Today his license is suspended, his nascent career lies in tatters and he is under investigation in California and Ohio for taking fees of up to $3,500 from desperate homeowners then allegedly doing little — or nothing — to save their homes.
The California Bar formally charged Rutledge in July with not only failing to perform vital tasks to stop foreclosures, but calling his clients “losers” during the rare occasions they could get him to return their telephone calls.
Rutledge has denied the allegations and said he would contest the state Bar’s attempts to disbar him. He is appealing the dismissal of a lawsuit he filed against the state Bar, alleging that it violated federal laws protecting the disabled. He suffers from diabetes and alleges state Bar investigators ignored his need for treatment when scheduling meetings, among other claims.
He did not return e-mail messages seeking comment, and could not be reached through the United Law Group, which remains in business and calls the focus on its founder and firm a “witch hunt.”
January represented the 11th straight month of more than 300,000 properties receiving foreclosure filings in the country, according to Irvine-based RealtyTrac, which is predicting a record 3 million foreclosures this year.
There were a 190,360 foreclosure in California last year compared to 236,000 in 2008, according to MDA DataQuick.
The California Legislature in October passed a law barring attorneys from collecting advance fees for foreclosure work, an action that has prompted many to leave the field and soured others on entering it.
Meanwhile, some who have entered the field are looking at possible prison time, in addition to disciplinary action.

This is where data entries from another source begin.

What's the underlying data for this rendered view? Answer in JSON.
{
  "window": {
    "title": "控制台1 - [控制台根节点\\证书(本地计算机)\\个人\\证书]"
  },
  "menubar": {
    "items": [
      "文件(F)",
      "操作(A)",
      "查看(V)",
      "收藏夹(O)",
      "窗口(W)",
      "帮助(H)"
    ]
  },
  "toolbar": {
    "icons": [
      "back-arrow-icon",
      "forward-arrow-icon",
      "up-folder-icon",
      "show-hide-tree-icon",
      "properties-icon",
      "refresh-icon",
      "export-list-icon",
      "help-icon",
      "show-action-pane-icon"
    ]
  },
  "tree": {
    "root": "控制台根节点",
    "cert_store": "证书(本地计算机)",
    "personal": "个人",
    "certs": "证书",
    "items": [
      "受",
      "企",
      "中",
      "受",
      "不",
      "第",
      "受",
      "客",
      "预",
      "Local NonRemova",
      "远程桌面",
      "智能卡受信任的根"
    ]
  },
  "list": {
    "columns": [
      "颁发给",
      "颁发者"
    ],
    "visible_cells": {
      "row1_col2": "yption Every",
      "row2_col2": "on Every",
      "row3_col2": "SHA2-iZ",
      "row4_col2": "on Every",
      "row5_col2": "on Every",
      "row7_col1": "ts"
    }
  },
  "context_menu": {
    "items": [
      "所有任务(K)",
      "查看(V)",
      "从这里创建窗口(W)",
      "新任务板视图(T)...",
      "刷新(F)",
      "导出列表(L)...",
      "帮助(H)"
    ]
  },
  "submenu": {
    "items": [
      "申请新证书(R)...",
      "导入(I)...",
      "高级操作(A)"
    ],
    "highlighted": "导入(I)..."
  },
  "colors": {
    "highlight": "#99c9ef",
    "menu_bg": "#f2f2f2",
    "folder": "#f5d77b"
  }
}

Christopher Diener of Irvine is being held without bail in the Orange County Jail on 98 theft counts for allegedly scamming more than 400 homeowners out of $1.25 million.
“The complaints are still going through the roof,” said Suzan Anderson, the Bar’s lead mortgage fraud prosecutor, who receives more than 30 complaints daily and expects many more lawyers to lose their licenses.

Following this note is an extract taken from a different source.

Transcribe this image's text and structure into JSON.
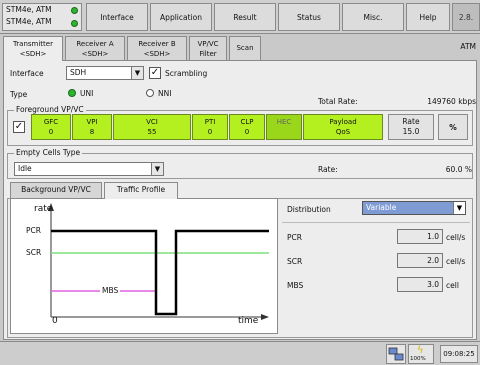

Many of the complaints, like Texas homeowner Jacobs’, are about do-nothing attorneys.
Jacobs told Bar investigators that Rutledge’s law firm advised him to stop making mortgage payments and to cease communicating with the bank.

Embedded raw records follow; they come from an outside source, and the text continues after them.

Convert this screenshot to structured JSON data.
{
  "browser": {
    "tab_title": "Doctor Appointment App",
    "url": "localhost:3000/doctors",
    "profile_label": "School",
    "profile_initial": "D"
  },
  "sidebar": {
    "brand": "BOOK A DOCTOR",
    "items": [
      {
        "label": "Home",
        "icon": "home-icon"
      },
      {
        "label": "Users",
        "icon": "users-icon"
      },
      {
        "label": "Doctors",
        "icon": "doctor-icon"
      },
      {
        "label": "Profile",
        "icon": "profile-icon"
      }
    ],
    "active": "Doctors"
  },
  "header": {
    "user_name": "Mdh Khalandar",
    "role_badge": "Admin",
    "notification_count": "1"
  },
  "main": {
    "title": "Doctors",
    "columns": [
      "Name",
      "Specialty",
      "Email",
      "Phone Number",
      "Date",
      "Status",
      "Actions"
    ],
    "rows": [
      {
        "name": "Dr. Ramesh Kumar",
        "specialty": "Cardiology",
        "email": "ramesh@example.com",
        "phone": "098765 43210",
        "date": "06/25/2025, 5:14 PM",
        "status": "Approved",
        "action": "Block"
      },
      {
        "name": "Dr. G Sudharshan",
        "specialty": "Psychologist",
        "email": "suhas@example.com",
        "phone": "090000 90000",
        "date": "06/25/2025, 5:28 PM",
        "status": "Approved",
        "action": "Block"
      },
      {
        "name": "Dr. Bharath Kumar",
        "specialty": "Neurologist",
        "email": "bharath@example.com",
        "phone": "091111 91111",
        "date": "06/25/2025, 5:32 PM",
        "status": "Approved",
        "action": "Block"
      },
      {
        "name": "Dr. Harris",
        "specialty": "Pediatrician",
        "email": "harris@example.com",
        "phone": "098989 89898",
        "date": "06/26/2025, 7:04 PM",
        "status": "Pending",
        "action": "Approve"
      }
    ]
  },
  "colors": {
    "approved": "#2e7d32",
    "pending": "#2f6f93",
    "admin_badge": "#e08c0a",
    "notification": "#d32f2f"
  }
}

When the bank moved to seize the house for which Jacobs paid $175,000 in 2003, the law firm failed to formally request “forbearance,” as it promised, to delay foreclosure. On June 1, he hired another lawyer to file bankruptcy on his behalf to stave off foreclosure the next day. In September, he agreed to a new payment plan with his bank and continues to live in the 4,000 square-foot house in suburban Dallas.
“I nearly ended up in a homeless shelter,” Jacobs said.
Ohio Attorney General Richard Cordray filed a lawsuit against Rutledge and the United Law Group earlier this month alleging they defrauded homeowners in that state.
United Law Group spokeswoman Nina Vultaggio and others contend that the crackdown on lawyers has been motivated by the financial industry. She alleged that the financial industry is the biggest villain in the mortgage crisis and wants to deprive their customers of legal representation during complicated negotiations to save homes.
“When you get into trouble, you need an attorney to talk to these negotiators,” Vultaggio said.
United Law Group has filed class action lawsuits against Bank of America, JP Morgan Chase and Washington Mutual, alleging unfair business practices, she said. The banks deny the allegations.
Rutledge resigned from the firm in December, saying in a press release that the state Bar’s investigation was too much of a distraction for the firm’s clients.
Legal experts still strongly recommend homeowners in peril hire attorneys to counsel them in how best to deal with their lenders. But state Bar officials warn clients to research a lawyer’s background to avoid the problems Jacobs and many other desperate homeowners said they encountered.
For his part, Jacobs says he is still waiting for United Law Group to refund the fee he paid in January.
“I truly need to be reimbursed for the $2000,” he said, “to help me get out the deeper hole ULG has dug for my family.”